[PROBLEM DESCRIPTION] For the word "univariate", search the records and show each line in which it occurs.

*** Opening DATA SHOWN ***

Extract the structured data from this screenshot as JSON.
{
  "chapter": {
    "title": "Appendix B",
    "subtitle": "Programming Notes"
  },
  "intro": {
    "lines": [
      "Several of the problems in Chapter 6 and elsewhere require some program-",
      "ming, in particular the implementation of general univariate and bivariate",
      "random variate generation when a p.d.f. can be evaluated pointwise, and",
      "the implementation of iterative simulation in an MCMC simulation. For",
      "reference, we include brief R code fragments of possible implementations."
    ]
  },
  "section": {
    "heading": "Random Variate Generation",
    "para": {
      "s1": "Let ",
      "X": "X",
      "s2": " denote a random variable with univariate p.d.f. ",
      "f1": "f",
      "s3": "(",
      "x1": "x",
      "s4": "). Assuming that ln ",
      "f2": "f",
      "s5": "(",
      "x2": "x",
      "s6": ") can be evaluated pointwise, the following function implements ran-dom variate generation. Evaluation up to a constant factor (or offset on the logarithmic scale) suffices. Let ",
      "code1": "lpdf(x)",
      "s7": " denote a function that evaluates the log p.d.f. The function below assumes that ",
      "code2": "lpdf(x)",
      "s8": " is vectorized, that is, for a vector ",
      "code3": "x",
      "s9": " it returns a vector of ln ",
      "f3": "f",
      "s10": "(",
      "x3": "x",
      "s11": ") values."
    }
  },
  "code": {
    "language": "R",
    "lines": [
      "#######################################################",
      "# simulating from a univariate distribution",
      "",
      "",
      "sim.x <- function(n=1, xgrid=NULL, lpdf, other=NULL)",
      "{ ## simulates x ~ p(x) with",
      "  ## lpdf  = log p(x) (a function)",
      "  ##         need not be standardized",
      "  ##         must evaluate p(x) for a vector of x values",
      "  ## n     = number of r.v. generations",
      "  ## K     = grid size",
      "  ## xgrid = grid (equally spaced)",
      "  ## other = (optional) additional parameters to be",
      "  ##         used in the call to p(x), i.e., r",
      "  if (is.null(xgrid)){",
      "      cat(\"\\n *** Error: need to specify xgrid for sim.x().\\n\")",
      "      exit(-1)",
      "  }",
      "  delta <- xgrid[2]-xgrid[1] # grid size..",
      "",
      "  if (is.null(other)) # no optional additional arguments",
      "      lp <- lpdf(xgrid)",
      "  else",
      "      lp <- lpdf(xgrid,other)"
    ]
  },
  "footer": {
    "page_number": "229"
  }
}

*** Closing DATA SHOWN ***

[PROBLEM SOLUTION]
      "ming, in particular the implementation of general univariate and bivariate",
      "s2": " denote a random variable with univariate p.d.f. ",
      "# simulating from a univariate distribution",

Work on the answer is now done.